What’s amazing is the Eagles were actually absolved of the bounty claim by the NFL the week of Bounty Bowl II. Zendejas said he had a tape of Eagles special teams coach Al Roberts asking him not to tell the NFL about the bounties. He threatened legal action if he didn’t agree with the NFL’s punishment to the Eagles. “The thing is, nobody on the Eagles was going to jeopardize his job by telling what really happened,” Zendejas said. “That’s the sad part.” Jimmy Johnson said “nothing has happened to change my belief about the incident.”
Although Ryan denied the bounties existed, rumors abounded. Ron Wolfley of the Cardinals said he heard there was a bounty on him in 1987. Then-Giants tight end Mark Bavaro said Andre Waters tried to take out his knee on Ryan’s orders. There were rumors of bounties on two players on the Bears, Mike Tomczak and Dennis McKinnon. Buddy even reportedly placed a bounty on Bears coach Mike Ditka, offering cash to any Eagles player who flattened him on the sideline. Eagles players deny these bounties exist today; Wes Hopkins says Small was not paid for his hit on Zendejas.
Bounty Bowl II ended up a circus. CBS even promoted the game as such, putting players on wanted posters and joking about it during the pregame show.
Jimmy Johnson was pelted by snowballs by rowdy Eagles fans, with Ed Rendell famously throwing one from the 700 Level on a dare. Fans also hit Cowboys punter Mike Saxon whenever he punted from his end zone.

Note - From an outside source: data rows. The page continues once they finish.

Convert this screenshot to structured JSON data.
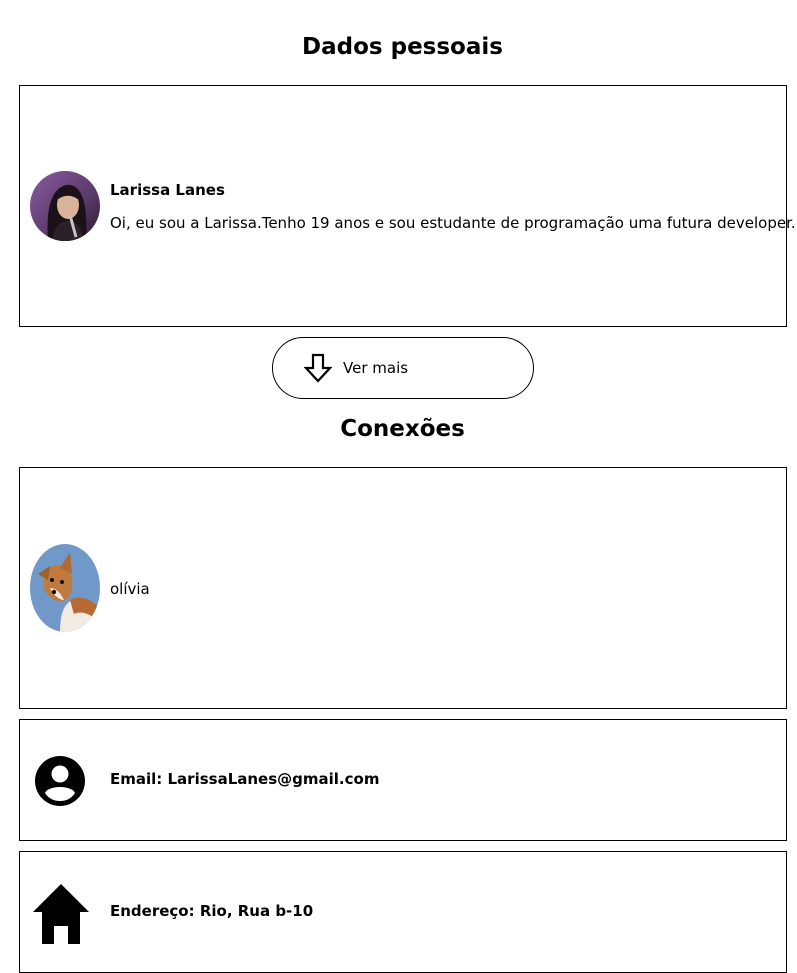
{
  "personal": {
    "heading": "Dados pessoais",
    "name": "Larissa Lanes",
    "bio": "Oi, eu sou a Larissa.Tenho 19 anos e sou estudante de programação uma futura developer."
  },
  "more_button": {
    "label": "Ver mais",
    "icon": "arrow-down-icon"
  },
  "connections": {
    "heading": "Conexões",
    "items": [
      {
        "name": "olívia"
      }
    ]
  },
  "contact": {
    "email": "Email: LarissaLanes@gmail.com",
    "email_icon": "account-circle-icon",
    "address": "Endereço: Rio, Rua b-10",
    "address_icon": "home-icon"
  },
  "colors": {
    "profile_avatar_bg": "#6a4a7a",
    "dog_avatar_bg": "#7098c8"
  }
}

In the best part of the afternoon, two Eagles fans ran onto the field and attempted to get in the Eagles huddle before being tackled by security.
The Eagles had bounties for longer than Buddy, of course. Brian Baldinger told Newsday in 2008 the players would gather to watch film of the previous week’s game on Saturdays and hand out money. “We’d have a system where it’d be like $100 for a big hit, $200 if you knocked someone off their feet,” he said. But it was Buddy Ryan’s coyness (lying?) about the alleged bounties placed on the Cowboys that makes him beloved in this town despite winning 83 fewer regular season and 10 fewer playoff games than Andy Reid. Buddy made jokes about his weight; Reid does commercials for L.A. Weight Loss. Maybe that’s just a sign of the times, but there was something surreal and entertaining about those 1989 Cowboys-Eagles games.